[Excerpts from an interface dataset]
-=-=-

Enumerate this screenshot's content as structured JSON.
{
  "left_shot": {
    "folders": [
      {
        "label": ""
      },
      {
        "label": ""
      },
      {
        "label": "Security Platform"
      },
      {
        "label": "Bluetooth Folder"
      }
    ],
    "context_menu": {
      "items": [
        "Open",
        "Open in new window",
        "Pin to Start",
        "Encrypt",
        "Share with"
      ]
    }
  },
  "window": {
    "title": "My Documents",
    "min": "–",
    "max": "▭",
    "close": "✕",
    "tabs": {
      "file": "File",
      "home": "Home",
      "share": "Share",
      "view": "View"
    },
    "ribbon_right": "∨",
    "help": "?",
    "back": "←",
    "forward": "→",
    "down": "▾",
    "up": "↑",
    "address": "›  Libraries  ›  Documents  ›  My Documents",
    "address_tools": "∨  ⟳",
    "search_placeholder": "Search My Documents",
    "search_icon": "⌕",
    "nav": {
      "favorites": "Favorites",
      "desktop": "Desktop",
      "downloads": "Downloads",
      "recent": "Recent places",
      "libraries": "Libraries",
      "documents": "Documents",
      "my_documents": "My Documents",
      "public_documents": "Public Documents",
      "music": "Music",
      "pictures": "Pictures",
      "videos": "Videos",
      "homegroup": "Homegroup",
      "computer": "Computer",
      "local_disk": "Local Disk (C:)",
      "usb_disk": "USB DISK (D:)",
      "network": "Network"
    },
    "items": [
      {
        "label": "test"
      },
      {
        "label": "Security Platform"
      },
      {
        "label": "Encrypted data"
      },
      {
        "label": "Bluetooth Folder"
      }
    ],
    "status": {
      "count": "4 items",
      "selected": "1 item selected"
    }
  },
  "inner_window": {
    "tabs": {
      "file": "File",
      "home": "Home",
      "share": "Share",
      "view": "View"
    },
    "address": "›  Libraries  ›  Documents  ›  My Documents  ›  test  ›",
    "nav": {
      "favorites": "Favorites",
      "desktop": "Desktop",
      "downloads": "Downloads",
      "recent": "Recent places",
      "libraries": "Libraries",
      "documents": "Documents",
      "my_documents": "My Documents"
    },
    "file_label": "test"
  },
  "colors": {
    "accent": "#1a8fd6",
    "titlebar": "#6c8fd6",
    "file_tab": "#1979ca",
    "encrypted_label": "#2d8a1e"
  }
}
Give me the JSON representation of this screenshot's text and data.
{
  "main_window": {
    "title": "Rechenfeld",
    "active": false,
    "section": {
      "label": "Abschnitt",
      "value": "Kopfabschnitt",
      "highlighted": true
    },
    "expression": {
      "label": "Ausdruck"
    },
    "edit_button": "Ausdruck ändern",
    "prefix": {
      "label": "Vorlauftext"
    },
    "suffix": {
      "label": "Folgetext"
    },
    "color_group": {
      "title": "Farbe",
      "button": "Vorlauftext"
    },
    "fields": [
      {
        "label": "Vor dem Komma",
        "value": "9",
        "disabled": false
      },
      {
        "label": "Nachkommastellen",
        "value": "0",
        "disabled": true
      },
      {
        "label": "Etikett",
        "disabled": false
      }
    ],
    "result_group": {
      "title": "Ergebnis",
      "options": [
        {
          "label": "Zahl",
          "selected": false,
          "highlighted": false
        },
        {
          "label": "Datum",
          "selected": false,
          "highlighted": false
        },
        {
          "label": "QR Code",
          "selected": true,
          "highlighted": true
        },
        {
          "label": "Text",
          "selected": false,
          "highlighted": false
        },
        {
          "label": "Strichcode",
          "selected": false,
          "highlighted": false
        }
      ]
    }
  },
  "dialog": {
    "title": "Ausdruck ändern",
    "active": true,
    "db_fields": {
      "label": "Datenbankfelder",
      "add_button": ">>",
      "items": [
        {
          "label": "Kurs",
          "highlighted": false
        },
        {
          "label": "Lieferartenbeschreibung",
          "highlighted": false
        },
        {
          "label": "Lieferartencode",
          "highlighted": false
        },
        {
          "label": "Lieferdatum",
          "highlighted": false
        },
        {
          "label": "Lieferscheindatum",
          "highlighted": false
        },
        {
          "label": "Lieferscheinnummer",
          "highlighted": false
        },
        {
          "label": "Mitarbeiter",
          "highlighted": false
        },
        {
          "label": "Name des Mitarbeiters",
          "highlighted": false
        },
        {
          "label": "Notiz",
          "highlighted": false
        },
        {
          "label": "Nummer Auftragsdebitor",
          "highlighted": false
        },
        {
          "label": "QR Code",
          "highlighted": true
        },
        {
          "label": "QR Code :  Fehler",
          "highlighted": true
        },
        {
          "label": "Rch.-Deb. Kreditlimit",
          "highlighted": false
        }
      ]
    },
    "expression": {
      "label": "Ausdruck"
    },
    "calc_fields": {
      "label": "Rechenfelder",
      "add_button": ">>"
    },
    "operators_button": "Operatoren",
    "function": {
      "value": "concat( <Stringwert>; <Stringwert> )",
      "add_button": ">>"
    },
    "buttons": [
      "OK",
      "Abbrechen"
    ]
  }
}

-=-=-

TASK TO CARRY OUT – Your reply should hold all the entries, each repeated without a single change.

ANSWER TO THIS EXERCISE –
Enumerate this screenshot's content as structured JSON.
{
  "left_shot": {
    "folders": [
      {
        "label": ""
      },
      {
        "label": ""
      },
      {
        "label": "Security Platform"
      },
      {
        "label": "Bluetooth Folder"
      }
    ],
    "context_menu": {
      "items": [
        "Open",
        "Open in new window",
        "Pin to Start",
        "Encrypt",
        "Share with"
      ]
    }
  },
  "window": {
    "title": "My Documents",
    "min": "–",
    "max": "▭",
    "close": "✕",
    "tabs": {
      "file": "File",
      "home": "Home",
      "share": "Share",
      "view": "View"
    },
    "ribbon_right": "∨",
    "help": "?",
    "back": "←",
    "forward": "→",
    "down": "▾",
    "up": "↑",
    "address": "›  Libraries  ›  Documents  ›  My Documents",
    "address_tools": "∨  ⟳",
    "search_placeholder": "Search My Documents",
    "search_icon": "⌕",
    "nav": {
      "favorites": "Favorites",
      "desktop": "Desktop",
      "downloads": "Downloads",
      "recent": "Recent places",
      "libraries": "Libraries",
      "documents": "Documents",
      "my_documents": "My Documents",
      "public_documents": "Public Documents",
      "music": "Music",
      "pictures": "Pictures",
      "videos": "Videos",
      "homegroup": "Homegroup",
      "computer": "Computer",
      "local_disk": "Local Disk (C:)",
      "usb_disk": "USB DISK (D:)",
      "network": "Network"
    },
    "items": [
      {
        "label": "test"
      },
      {
        "label": "Security Platform"
      },
      {
        "label": "Encrypted data"
      },
      {
        "label": "Bluetooth Folder"
      }
    ],
    "status": {
      "count": "4 items",
      "selected": "1 item selected"
    }
  },
  "inner_window": {
    "tabs": {
      "file": "File",
      "home": "Home",
      "share": "Share",
      "view": "View"
    },
    "address": "›  Libraries  ›  Documents  ›  My Documents  ›  test  ›",
    "nav": {
      "favorites": "Favorites",
      "desktop": "Desktop",
      "downloads": "Downloads",
      "recent": "Recent places",
      "libraries": "Libraries",
      "documents": "Documents",
      "my_documents": "My Documents"
    },
    "file_label": "test"
  },
  "colors": {
    "accent": "#1a8fd6",
    "titlebar": "#6c8fd6",
    "file_tab": "#1979ca",
    "encrypted_label": "#2d8a1e"
  }
}
Give me the JSON representation of this screenshot's text and data.
{
  "main_window": {
    "title": "Rechenfeld",
    "active": false,
    "section": {
      "label": "Abschnitt",
      "value": "Kopfabschnitt",
      "highlighted": true
    },
    "expression": {
      "label": "Ausdruck"
    },
    "edit_button": "Ausdruck ändern",
    "prefix": {
      "label": "Vorlauftext"
    },
    "suffix": {
      "label": "Folgetext"
    },
    "color_group": {
      "title": "Farbe",
      "button": "Vorlauftext"
    },
    "fields": [
      {
        "label": "Vor dem Komma",
        "value": "9",
        "disabled": false
      },
      {
        "label": "Nachkommastellen",
        "value": "0",
        "disabled": true
      },
      {
        "label": "Etikett",
        "disabled": false
      }
    ],
    "result_group": {
      "title": "Ergebnis",
      "options": [
        {
          "label": "Zahl",
          "selected": false,
          "highlighted": false
        },
        {
          "label": "Datum",
          "selected": false,
          "highlighted": false
        },
        {
          "label": "QR Code",
          "selected": true,
          "highlighted": true
        },
        {
          "label": "Text",
          "selected": false,
          "highlighted": false
        },
        {
          "label": "Strichcode",
          "selected": false,
          "highlighted": false
        }
      ]
    }
  },
  "dialog": {
    "title": "Ausdruck ändern",
    "active": true,
    "db_fields": {
      "label": "Datenbankfelder",
      "add_button": ">>",
      "items": [
        {
          "label": "Kurs",
          "highlighted": false
        },
        {
          "label": "Lieferartenbeschreibung",
          "highlighted": false
        },
        {
          "label": "Lieferartencode",
          "highlighted": false
        },
        {
          "label": "Lieferdatum",
          "highlighted": false
        },
        {
          "label": "Lieferscheindatum",
          "highlighted": false
        },
        {
          "label": "Lieferscheinnummer",
          "highlighted": false
        },
        {
          "label": "Mitarbeiter",
          "highlighted": false
        },
        {
          "label": "Name des Mitarbeiters",
          "highlighted": false
        },
        {
          "label": "Notiz",
          "highlighted": false
        },
        {
          "label": "Nummer Auftragsdebitor",
          "highlighted": false
        },
        {
          "label": "QR Code",
          "highlighted": true
        },
        {
          "label": "QR Code :  Fehler",
          "highlighted": true
        },
        {
          "label": "Rch.-Deb. Kreditlimit",
          "highlighted": false
        }
      ]
    },
    "expression": {
      "label": "Ausdruck"
    },
    "calc_fields": {
      "label": "Rechenfelder",
      "add_button": ">>"
    },
    "operators_button": "Operatoren",
    "function": {
      "value": "concat( <Stringwert>; <Stringwert> )",
      "add_button": ">>"
    },
    "buttons": [
      "OK",
      "Abbrechen"
    ]
  }
}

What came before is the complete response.